Task
Copy, from the data below, each line that has the word "zoom".

Stored data
• • • •

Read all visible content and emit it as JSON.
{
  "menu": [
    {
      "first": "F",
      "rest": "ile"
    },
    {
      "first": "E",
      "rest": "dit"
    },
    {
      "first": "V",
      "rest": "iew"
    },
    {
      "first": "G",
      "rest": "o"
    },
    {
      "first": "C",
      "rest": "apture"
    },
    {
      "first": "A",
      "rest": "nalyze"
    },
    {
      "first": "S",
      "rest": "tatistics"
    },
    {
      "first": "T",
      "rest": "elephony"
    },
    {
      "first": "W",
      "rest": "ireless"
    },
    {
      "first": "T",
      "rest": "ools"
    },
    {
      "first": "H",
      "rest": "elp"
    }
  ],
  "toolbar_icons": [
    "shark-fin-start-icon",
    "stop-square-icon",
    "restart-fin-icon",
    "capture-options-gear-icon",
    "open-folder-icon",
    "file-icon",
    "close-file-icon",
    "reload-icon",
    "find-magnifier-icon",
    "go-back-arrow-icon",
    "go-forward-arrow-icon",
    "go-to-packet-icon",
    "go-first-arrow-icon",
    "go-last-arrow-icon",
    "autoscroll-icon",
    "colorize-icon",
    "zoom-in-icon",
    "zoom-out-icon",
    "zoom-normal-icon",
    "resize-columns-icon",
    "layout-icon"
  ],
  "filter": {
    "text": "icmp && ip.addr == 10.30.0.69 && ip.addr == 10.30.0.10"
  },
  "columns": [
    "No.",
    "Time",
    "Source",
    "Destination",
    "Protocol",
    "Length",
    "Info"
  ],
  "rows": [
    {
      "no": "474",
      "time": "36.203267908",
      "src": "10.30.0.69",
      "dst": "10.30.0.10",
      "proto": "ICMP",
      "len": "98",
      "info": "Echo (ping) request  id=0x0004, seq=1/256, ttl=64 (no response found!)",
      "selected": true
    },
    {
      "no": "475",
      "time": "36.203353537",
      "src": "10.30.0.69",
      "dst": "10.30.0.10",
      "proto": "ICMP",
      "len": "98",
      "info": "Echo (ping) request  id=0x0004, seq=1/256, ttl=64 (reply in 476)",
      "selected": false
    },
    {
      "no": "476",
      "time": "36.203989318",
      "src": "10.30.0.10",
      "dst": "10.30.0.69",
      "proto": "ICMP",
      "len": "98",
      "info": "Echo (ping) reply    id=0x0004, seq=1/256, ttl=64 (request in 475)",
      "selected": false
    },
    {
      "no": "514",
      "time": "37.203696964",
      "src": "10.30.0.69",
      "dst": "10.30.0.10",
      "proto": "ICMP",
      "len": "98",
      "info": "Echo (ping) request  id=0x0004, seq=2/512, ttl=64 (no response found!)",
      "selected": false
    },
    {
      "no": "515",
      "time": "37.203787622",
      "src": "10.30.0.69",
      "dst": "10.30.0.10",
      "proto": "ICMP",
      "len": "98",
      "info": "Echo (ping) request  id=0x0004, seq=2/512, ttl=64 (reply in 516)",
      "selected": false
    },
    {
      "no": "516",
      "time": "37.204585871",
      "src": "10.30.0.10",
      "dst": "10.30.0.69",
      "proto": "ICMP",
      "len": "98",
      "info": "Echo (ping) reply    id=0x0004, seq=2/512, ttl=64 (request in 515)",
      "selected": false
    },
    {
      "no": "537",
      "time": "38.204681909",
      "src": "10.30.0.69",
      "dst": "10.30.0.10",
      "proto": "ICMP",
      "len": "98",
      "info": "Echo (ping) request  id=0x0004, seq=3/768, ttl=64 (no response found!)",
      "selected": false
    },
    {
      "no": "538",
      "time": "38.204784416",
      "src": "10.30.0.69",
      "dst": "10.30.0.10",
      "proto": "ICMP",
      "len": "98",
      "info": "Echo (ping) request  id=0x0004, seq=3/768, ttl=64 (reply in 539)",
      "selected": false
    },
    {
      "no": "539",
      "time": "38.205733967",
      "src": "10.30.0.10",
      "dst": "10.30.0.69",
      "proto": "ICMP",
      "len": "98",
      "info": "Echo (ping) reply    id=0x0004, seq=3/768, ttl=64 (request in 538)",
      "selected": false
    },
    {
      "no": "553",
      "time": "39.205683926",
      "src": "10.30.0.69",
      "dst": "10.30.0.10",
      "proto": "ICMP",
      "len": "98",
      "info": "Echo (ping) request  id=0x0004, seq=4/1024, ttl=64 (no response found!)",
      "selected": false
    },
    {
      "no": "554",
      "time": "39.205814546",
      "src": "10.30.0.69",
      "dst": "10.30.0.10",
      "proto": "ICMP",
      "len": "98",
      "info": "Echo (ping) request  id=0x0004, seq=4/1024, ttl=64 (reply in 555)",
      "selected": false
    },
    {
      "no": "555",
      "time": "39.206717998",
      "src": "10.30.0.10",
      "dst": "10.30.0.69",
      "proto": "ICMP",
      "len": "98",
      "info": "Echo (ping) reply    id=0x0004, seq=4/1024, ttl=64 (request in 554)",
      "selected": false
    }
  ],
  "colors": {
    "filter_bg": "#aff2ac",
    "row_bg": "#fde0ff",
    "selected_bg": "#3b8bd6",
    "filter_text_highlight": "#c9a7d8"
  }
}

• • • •

The answer
    "zoom-in-icon",
    "zoom-out-icon",
    "zoom-normal-icon",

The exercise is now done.